** TASK TO COMPLETE **
Among the records that follow, how many lines include the string "icon"? Only the number is wanted.

[[ RECORDS FOR THE EXERCISE open ]]

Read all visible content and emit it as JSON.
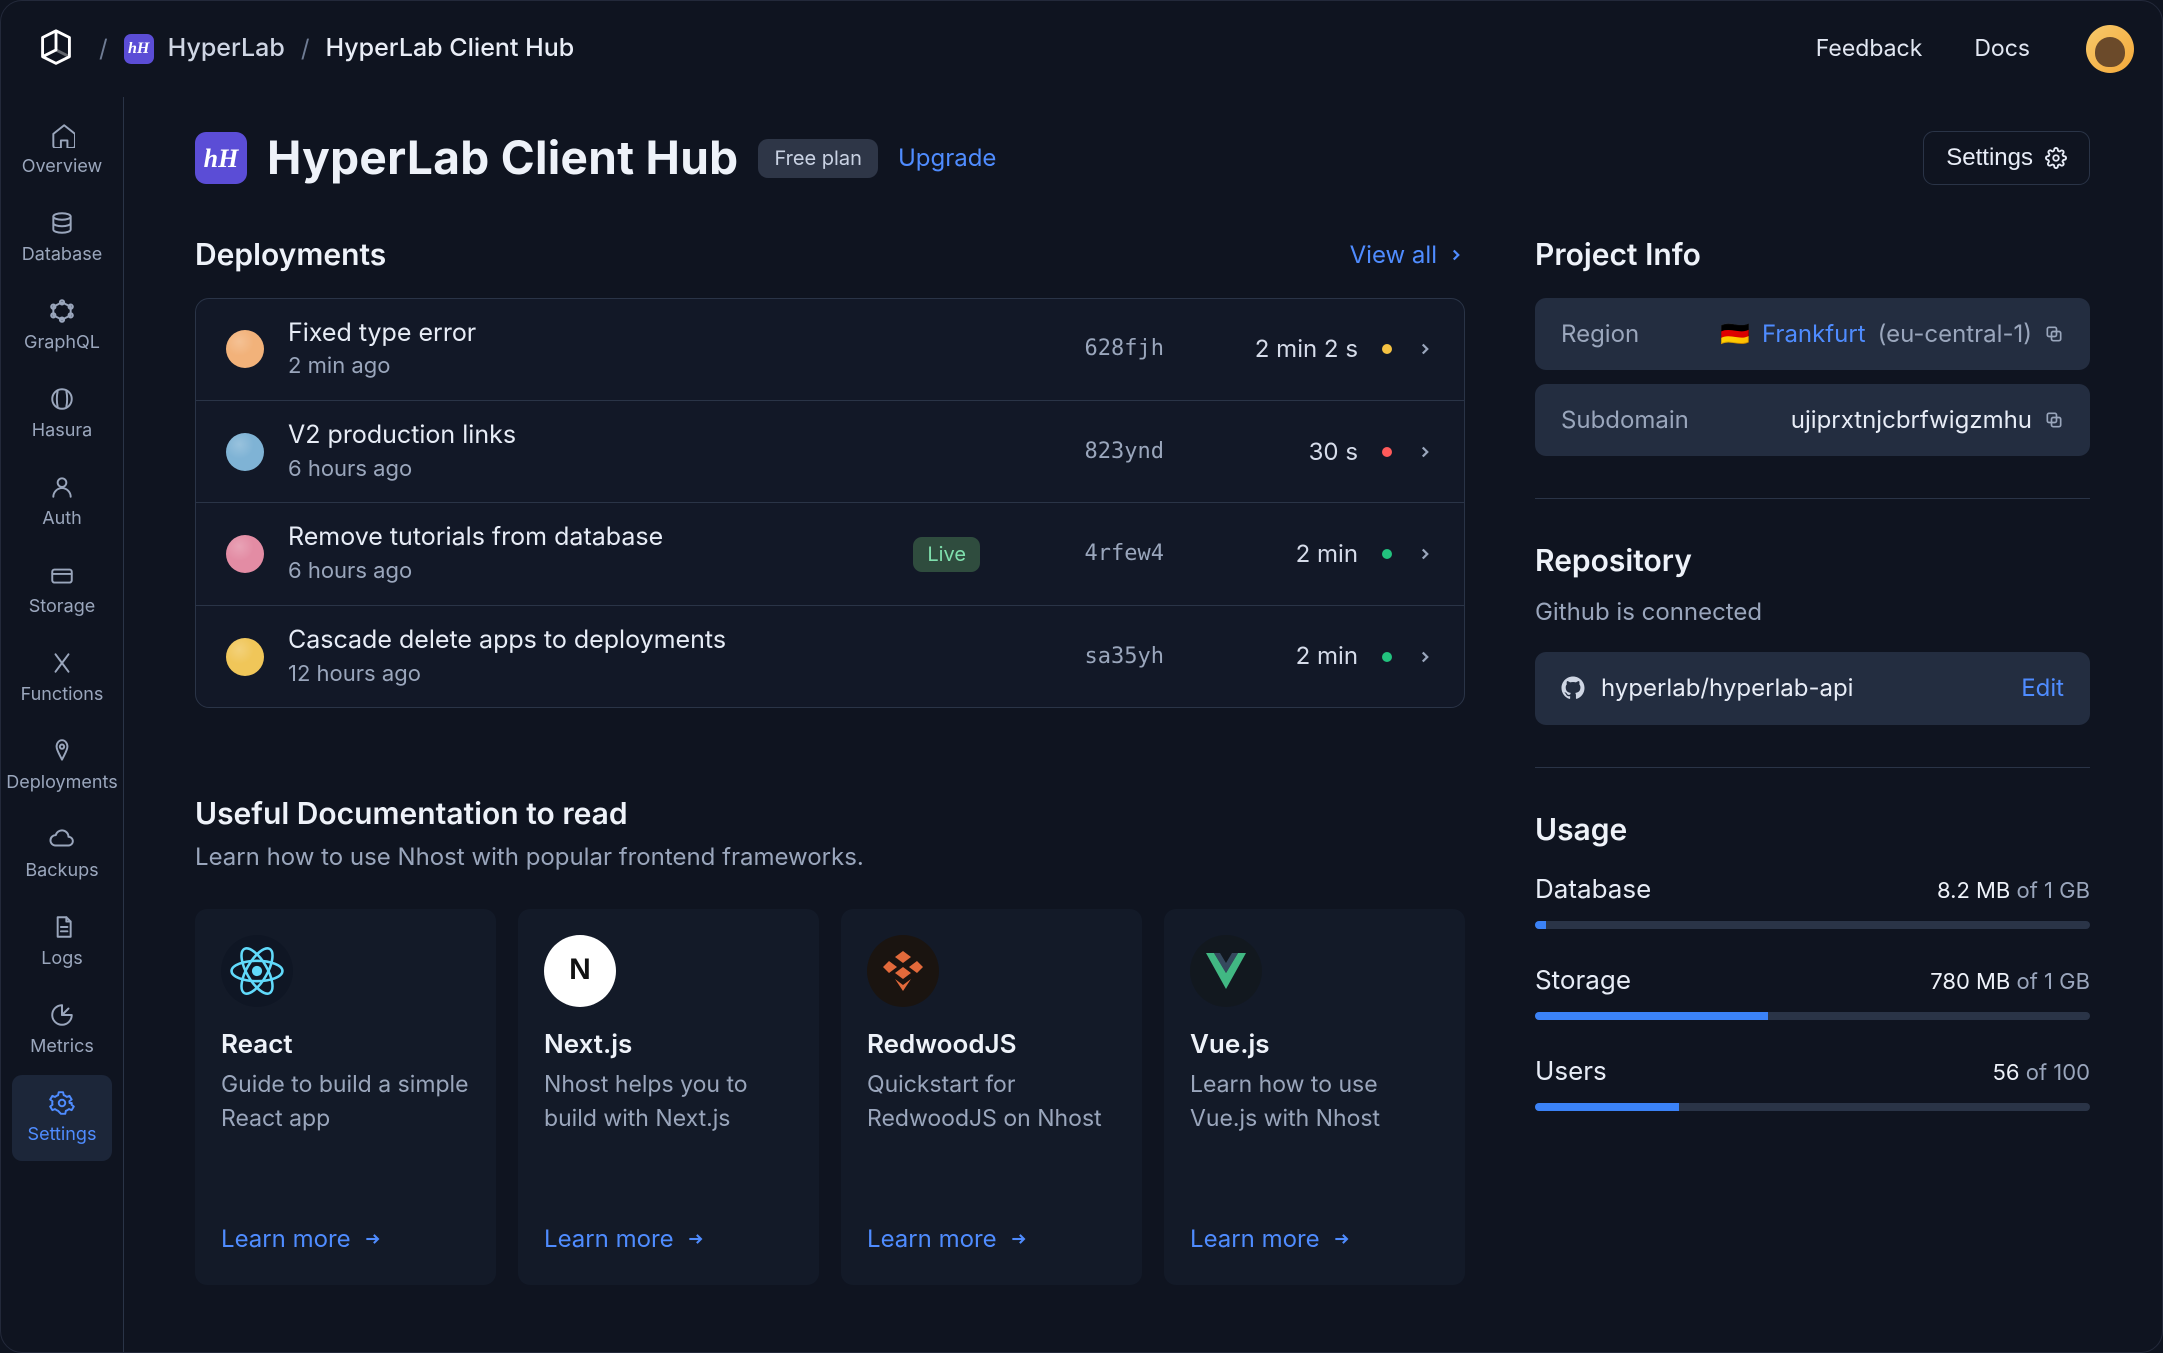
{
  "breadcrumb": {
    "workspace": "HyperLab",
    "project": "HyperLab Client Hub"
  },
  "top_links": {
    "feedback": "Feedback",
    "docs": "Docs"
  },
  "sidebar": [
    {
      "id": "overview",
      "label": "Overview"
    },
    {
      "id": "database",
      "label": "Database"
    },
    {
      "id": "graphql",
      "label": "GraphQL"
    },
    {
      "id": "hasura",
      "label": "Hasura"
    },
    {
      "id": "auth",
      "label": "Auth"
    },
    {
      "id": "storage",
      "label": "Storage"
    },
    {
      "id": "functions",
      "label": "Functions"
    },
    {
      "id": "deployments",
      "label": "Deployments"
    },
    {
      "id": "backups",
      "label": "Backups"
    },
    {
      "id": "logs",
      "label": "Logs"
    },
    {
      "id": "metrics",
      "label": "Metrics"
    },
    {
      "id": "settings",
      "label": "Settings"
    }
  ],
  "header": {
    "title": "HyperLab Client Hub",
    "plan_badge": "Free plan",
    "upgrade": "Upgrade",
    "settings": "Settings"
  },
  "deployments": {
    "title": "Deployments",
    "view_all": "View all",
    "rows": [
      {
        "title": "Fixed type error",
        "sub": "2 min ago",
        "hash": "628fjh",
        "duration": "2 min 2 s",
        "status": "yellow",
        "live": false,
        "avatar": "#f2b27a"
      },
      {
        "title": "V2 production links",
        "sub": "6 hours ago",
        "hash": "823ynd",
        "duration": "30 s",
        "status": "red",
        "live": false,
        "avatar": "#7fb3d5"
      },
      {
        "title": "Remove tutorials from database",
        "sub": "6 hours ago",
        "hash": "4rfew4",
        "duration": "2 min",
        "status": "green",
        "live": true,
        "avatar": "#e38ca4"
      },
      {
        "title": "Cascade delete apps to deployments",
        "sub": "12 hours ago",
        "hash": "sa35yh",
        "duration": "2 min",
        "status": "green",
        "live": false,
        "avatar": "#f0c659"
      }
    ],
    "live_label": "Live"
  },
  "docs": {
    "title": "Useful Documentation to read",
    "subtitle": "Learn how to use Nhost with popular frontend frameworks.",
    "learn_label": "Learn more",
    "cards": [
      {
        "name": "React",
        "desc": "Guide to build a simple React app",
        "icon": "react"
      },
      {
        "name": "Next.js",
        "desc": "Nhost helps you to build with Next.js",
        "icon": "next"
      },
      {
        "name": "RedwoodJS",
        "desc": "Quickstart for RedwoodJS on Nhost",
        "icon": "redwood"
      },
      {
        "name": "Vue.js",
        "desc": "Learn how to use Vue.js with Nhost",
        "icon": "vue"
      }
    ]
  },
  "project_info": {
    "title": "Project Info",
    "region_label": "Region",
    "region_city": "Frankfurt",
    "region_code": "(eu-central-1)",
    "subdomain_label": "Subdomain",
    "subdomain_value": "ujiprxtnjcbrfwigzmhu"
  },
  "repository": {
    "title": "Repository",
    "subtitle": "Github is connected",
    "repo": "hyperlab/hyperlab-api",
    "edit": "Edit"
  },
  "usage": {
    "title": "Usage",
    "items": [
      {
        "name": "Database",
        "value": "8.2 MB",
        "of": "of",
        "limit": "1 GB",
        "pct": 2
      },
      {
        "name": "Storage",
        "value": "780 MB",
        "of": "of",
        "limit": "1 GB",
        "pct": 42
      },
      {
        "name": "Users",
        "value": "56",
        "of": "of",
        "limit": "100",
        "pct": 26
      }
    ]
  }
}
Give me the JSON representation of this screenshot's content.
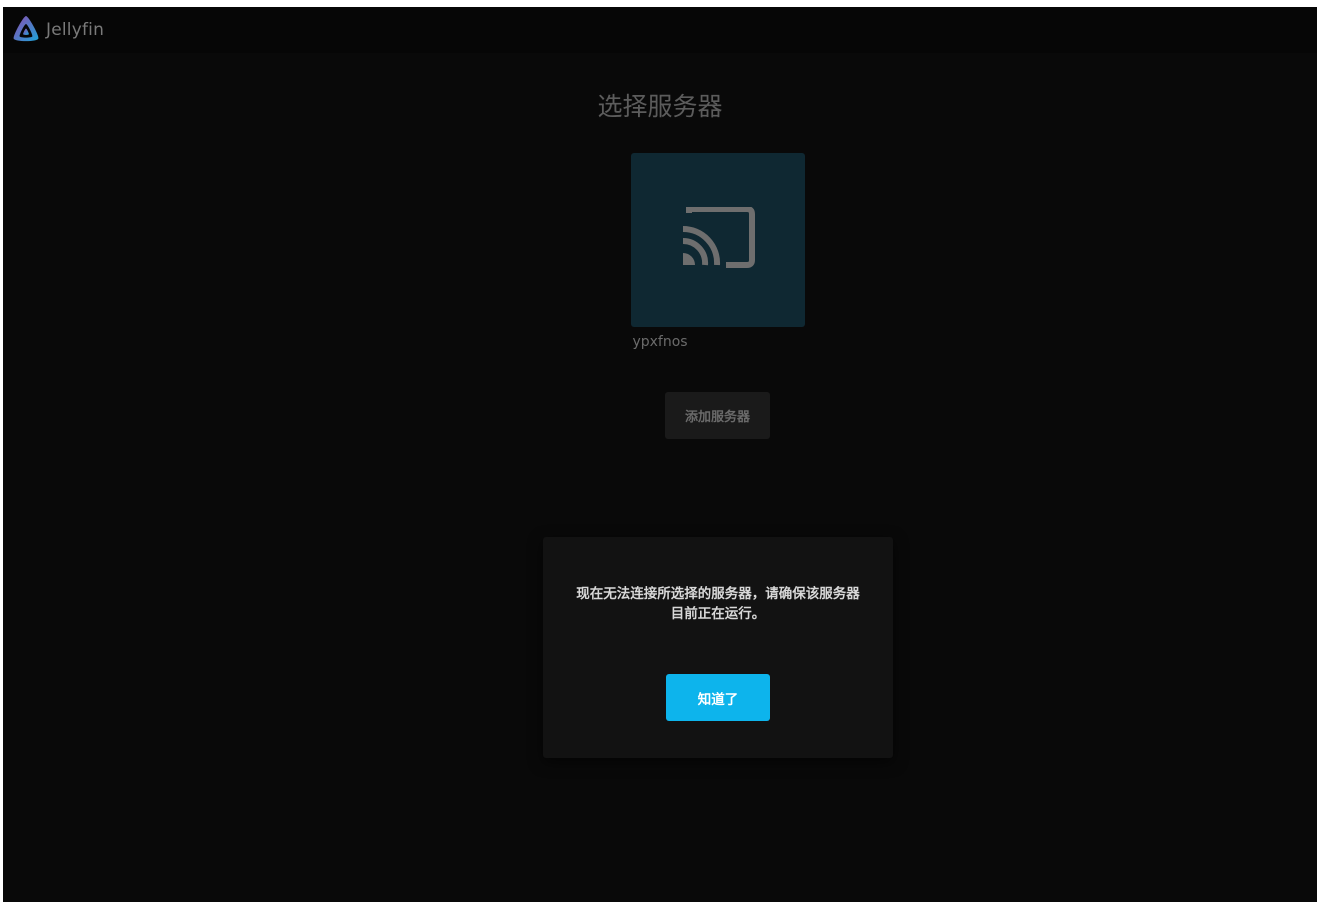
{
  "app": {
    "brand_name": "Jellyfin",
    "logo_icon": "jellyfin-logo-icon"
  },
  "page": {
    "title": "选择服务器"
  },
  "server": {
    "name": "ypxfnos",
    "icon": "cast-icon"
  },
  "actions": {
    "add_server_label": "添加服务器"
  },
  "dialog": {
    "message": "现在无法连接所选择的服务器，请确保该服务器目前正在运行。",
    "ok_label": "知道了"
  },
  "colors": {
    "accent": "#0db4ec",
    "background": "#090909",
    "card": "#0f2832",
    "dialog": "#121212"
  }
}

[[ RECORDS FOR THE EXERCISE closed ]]

** RESULT OF THE EXERCISE **
6